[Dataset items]

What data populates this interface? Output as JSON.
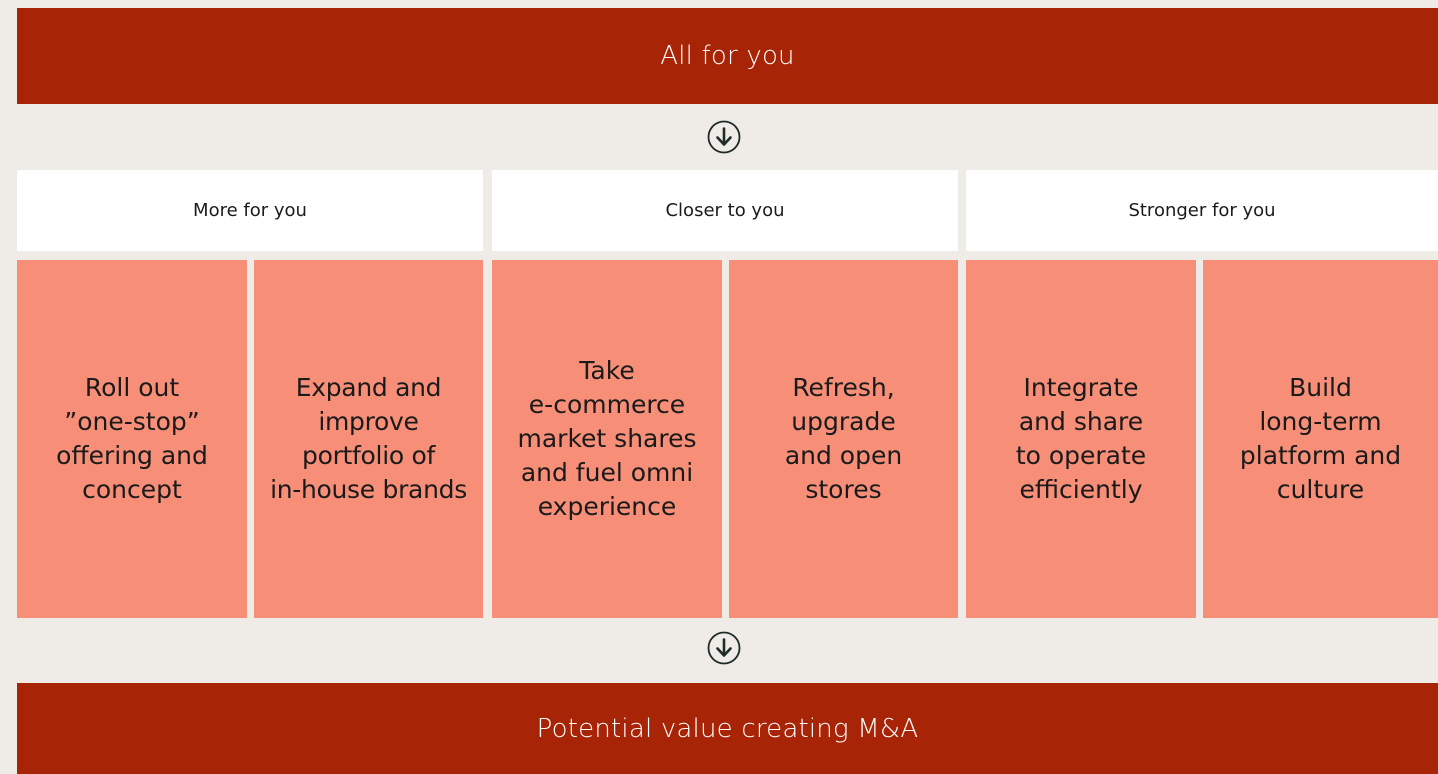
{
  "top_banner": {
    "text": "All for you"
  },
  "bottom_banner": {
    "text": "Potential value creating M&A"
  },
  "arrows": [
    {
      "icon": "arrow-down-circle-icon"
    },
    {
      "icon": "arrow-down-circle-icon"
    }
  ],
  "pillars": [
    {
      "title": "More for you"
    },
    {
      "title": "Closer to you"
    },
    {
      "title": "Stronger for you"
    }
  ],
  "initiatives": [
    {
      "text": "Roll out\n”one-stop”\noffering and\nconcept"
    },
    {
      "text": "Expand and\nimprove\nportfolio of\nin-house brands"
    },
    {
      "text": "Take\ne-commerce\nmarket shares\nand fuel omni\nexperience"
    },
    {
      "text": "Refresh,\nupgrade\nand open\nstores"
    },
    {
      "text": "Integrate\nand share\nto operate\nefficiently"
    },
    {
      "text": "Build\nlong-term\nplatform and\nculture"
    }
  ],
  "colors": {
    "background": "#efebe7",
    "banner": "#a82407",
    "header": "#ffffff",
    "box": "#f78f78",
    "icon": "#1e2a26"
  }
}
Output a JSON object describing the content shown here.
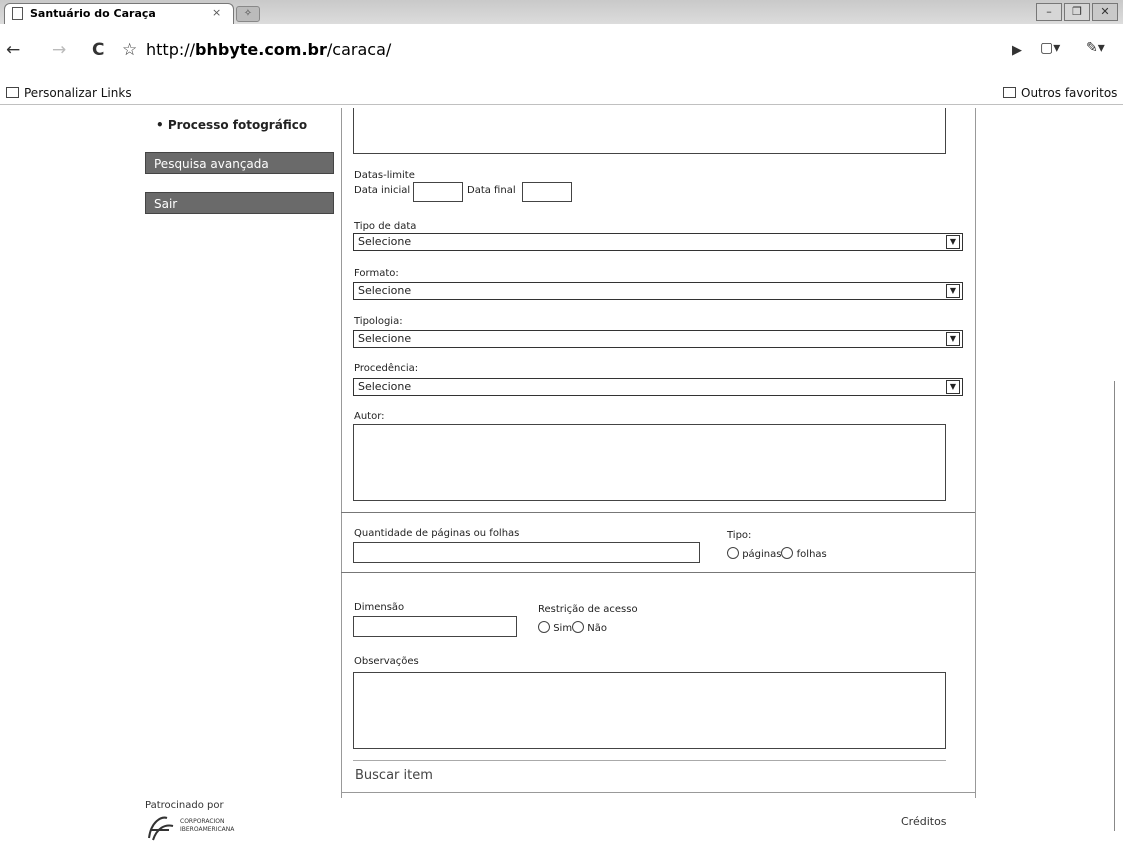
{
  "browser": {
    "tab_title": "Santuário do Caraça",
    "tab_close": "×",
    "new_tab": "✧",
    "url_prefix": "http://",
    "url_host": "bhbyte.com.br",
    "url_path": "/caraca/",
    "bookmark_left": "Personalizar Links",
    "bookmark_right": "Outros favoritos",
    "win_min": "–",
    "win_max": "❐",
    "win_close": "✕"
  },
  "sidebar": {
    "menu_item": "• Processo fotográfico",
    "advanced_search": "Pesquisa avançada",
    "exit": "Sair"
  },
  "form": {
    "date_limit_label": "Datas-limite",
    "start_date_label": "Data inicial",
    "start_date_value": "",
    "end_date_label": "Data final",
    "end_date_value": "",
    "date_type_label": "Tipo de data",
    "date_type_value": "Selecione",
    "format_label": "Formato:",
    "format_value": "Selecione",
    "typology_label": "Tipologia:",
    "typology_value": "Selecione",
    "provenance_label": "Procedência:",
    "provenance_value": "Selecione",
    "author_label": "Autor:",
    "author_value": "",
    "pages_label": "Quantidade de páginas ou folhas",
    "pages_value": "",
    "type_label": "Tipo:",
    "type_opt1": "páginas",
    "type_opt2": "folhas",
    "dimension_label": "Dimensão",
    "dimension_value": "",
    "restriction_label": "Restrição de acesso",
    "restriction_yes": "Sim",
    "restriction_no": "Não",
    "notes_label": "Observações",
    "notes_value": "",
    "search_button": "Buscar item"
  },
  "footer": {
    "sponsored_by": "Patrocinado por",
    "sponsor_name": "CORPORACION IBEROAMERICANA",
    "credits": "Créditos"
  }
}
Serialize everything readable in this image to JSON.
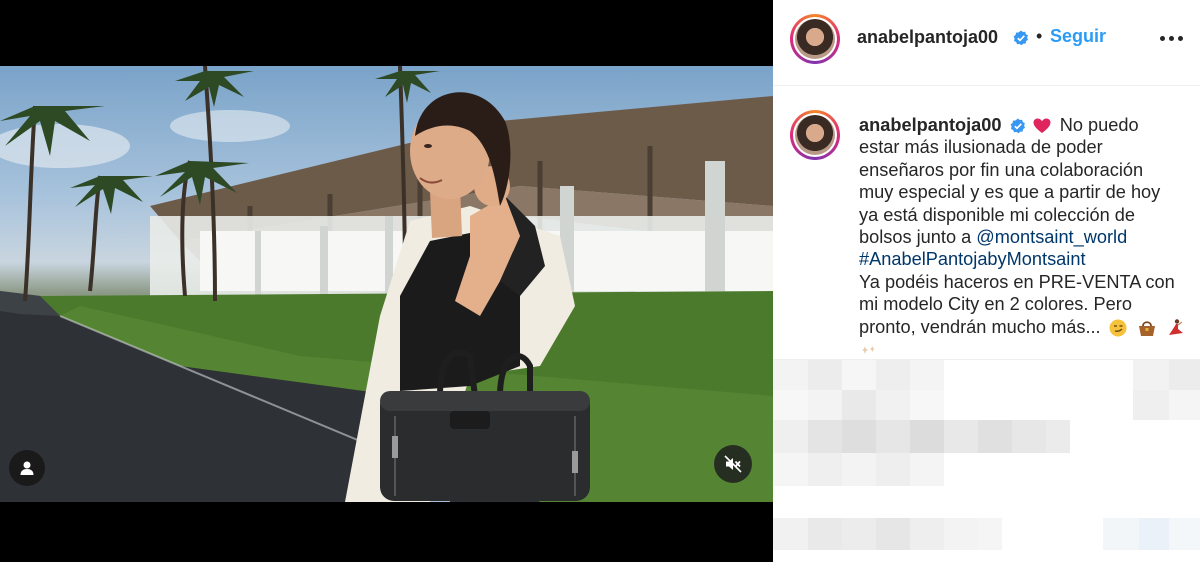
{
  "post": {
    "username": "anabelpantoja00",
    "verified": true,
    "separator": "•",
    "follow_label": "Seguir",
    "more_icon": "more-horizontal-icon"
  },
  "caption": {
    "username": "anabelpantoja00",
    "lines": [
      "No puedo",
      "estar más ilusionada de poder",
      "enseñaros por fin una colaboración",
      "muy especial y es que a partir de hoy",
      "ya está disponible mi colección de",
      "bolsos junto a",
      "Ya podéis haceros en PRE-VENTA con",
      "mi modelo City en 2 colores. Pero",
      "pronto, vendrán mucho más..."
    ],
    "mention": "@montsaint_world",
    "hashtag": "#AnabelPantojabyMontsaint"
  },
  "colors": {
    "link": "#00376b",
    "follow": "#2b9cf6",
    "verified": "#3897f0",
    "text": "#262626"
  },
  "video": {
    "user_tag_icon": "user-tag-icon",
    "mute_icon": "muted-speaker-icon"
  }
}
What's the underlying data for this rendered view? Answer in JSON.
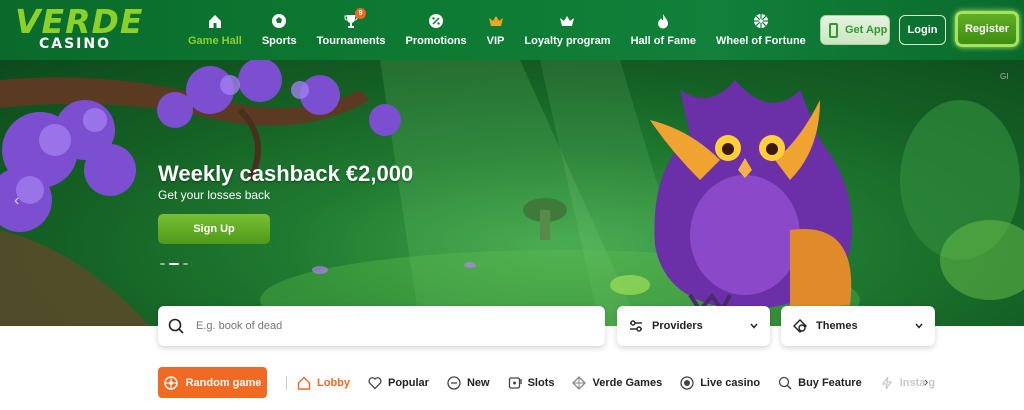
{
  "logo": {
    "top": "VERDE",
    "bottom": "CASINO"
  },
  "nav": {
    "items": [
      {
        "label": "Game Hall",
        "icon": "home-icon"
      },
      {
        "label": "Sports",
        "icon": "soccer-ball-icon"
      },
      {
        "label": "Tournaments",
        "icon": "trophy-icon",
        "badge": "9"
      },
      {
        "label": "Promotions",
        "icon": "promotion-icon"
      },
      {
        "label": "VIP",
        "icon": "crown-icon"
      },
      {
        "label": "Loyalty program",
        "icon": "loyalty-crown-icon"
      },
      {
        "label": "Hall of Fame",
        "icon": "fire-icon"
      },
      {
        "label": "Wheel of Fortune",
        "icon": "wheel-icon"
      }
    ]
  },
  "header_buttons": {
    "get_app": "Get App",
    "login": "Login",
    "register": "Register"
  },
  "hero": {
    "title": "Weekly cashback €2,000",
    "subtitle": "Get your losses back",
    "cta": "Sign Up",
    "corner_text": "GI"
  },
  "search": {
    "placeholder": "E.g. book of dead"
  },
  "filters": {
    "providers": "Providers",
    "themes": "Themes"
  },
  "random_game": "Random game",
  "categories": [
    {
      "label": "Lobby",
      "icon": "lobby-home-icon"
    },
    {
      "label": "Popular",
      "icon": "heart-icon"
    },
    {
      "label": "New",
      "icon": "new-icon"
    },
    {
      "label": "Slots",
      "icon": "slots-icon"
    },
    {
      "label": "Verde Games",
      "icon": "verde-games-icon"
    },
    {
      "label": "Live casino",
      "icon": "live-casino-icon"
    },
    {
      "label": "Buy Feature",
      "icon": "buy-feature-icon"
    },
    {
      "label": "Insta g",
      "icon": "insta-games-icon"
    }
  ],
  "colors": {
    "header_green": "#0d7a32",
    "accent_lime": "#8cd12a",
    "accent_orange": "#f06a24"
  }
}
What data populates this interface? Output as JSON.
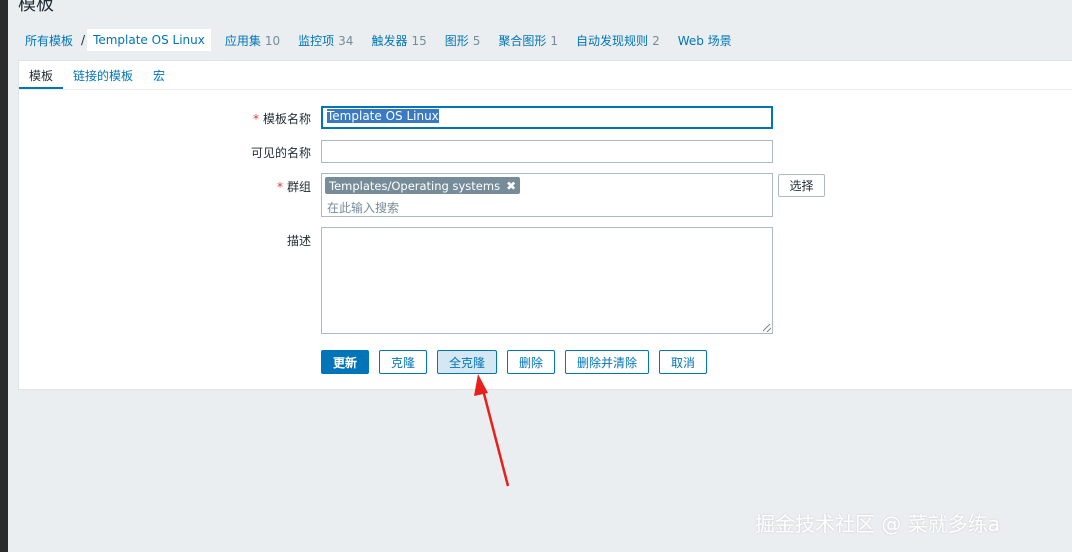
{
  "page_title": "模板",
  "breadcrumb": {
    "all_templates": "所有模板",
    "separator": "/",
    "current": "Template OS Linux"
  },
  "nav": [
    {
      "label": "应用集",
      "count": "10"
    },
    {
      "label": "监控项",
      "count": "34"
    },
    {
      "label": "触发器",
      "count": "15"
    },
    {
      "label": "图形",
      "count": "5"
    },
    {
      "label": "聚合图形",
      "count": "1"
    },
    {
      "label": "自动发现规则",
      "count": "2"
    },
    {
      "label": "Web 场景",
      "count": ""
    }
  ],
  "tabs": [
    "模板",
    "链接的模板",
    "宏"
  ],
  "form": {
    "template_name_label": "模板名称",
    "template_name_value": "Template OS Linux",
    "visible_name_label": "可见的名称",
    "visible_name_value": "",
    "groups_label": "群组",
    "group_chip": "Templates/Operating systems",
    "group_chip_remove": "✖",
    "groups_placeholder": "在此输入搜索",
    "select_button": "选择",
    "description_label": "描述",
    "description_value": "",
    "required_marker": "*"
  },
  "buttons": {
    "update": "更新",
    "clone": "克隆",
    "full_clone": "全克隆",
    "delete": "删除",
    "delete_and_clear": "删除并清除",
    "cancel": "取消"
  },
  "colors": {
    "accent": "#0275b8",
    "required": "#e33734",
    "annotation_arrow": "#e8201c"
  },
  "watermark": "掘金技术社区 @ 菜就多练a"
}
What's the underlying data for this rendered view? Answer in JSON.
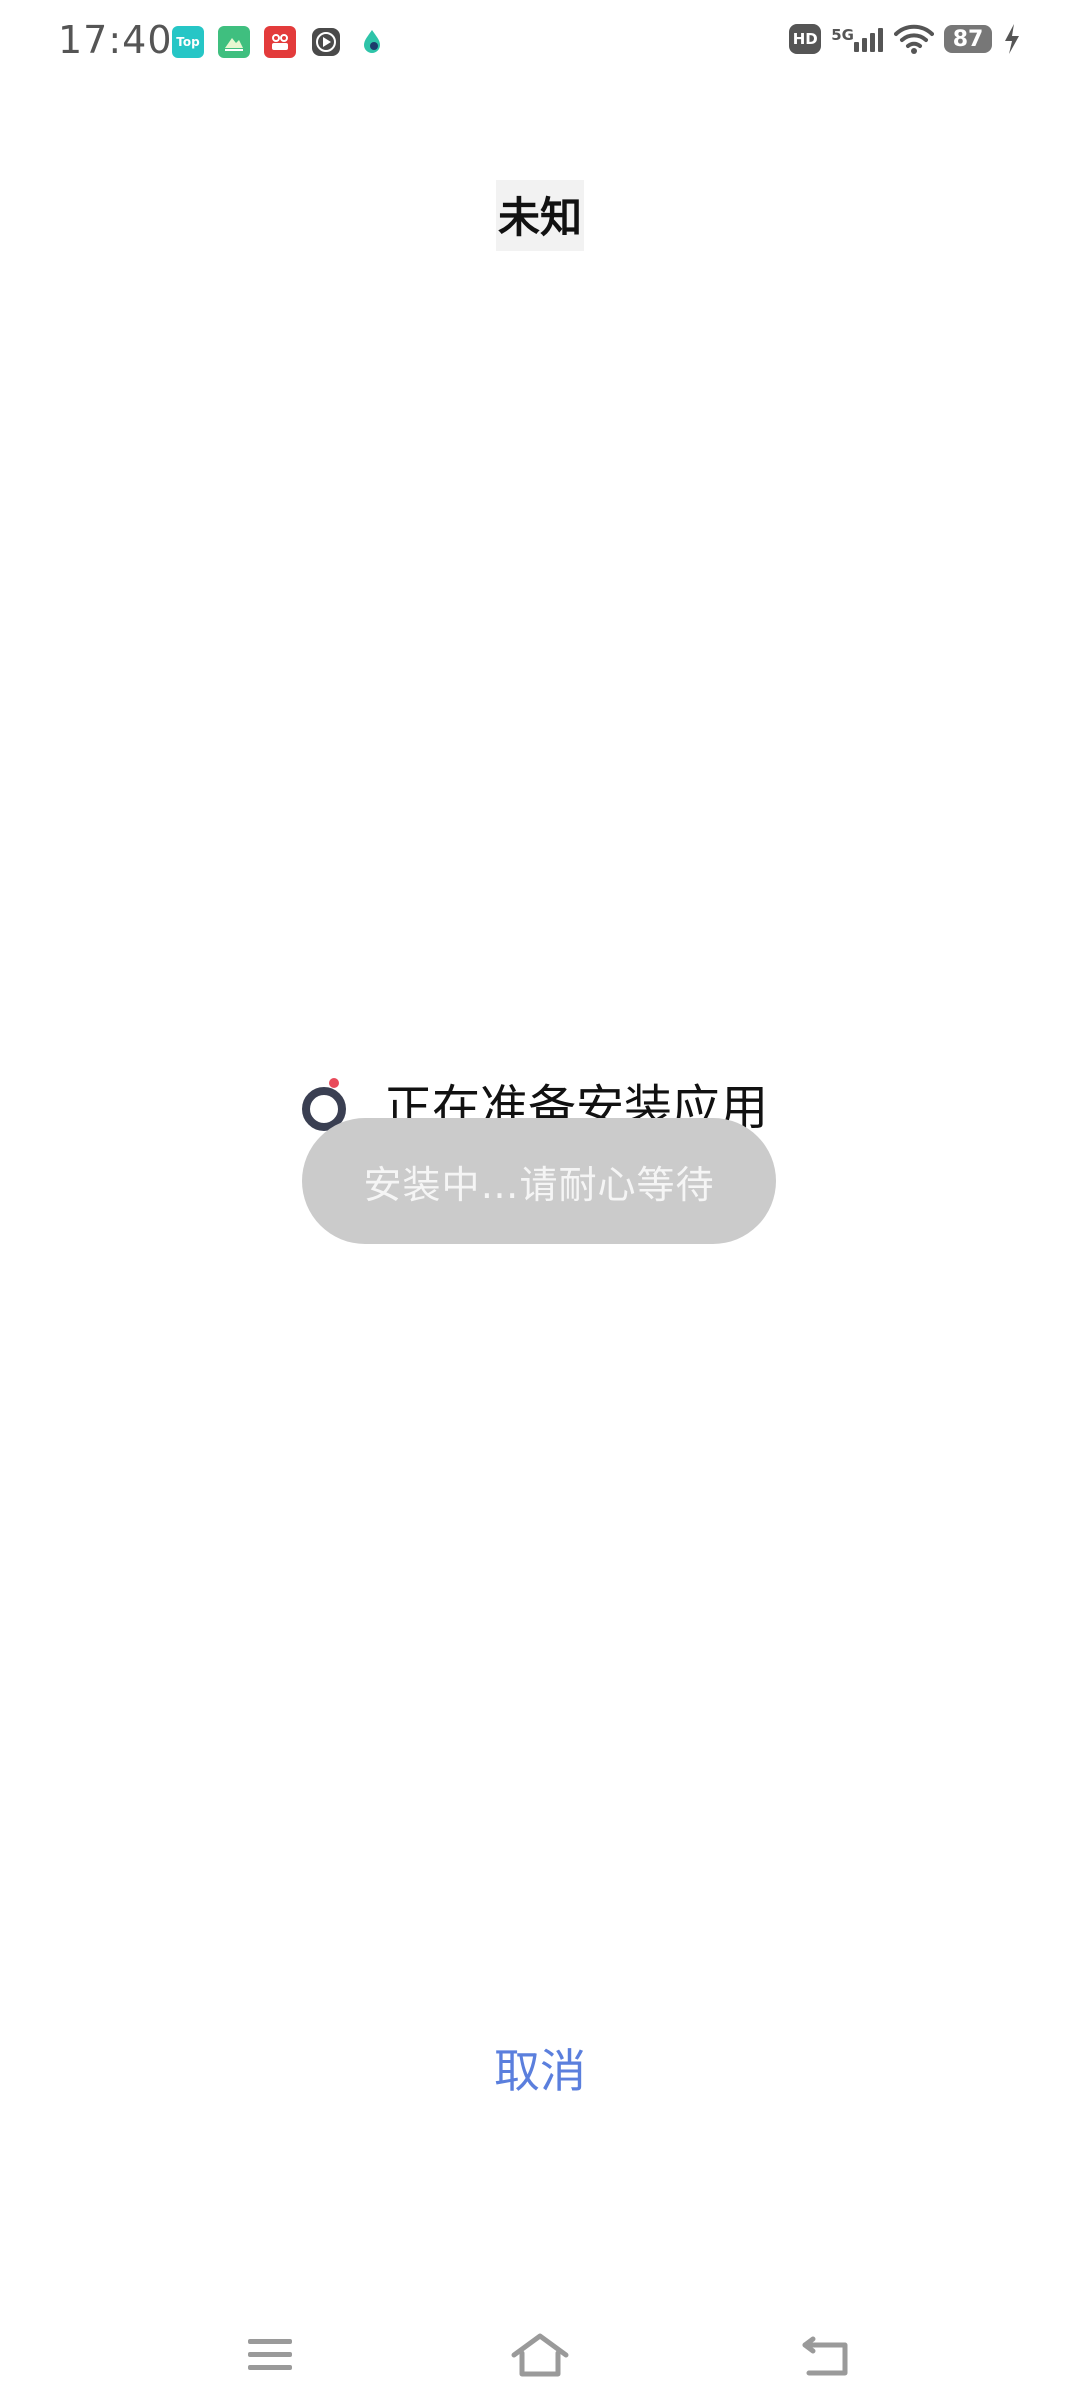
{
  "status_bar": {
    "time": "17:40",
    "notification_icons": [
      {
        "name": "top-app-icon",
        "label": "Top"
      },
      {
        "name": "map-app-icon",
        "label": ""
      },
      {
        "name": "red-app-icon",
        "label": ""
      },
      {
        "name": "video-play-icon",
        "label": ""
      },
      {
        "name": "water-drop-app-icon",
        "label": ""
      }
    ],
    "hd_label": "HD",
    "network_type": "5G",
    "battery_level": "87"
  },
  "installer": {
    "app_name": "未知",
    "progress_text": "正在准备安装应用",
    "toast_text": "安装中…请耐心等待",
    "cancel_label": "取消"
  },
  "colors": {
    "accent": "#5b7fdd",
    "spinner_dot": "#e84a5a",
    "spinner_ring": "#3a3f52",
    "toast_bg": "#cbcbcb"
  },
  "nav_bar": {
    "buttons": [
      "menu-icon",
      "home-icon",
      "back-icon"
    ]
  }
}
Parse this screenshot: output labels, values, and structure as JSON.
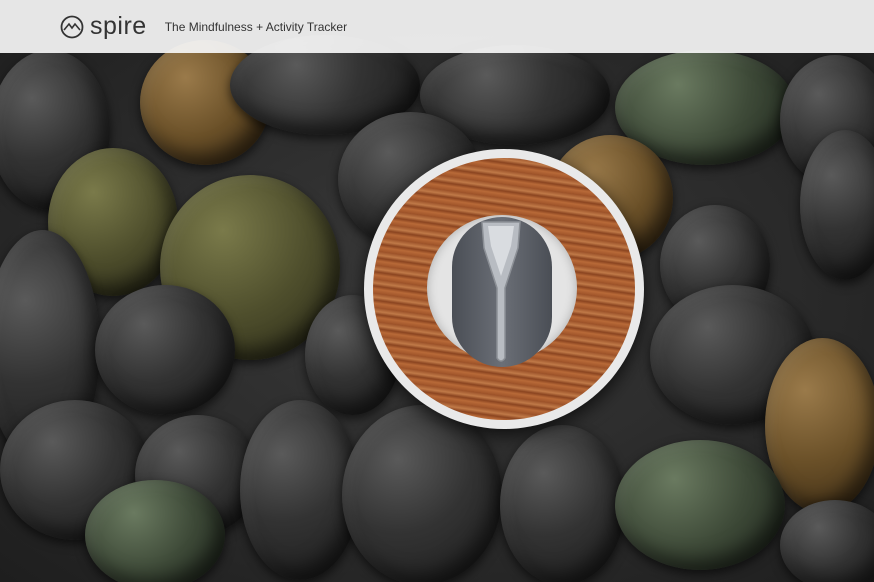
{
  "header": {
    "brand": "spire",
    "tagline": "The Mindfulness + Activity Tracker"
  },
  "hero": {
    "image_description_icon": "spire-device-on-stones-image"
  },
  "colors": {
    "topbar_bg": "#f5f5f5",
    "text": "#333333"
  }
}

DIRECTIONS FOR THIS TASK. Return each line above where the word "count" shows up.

SOLUTION FOR THIS TASK.
      "count": "10"
      "count": "34"
      "count": "15"
      "count": "5"
      "count": "1"
      "count": "2"
      "count": ""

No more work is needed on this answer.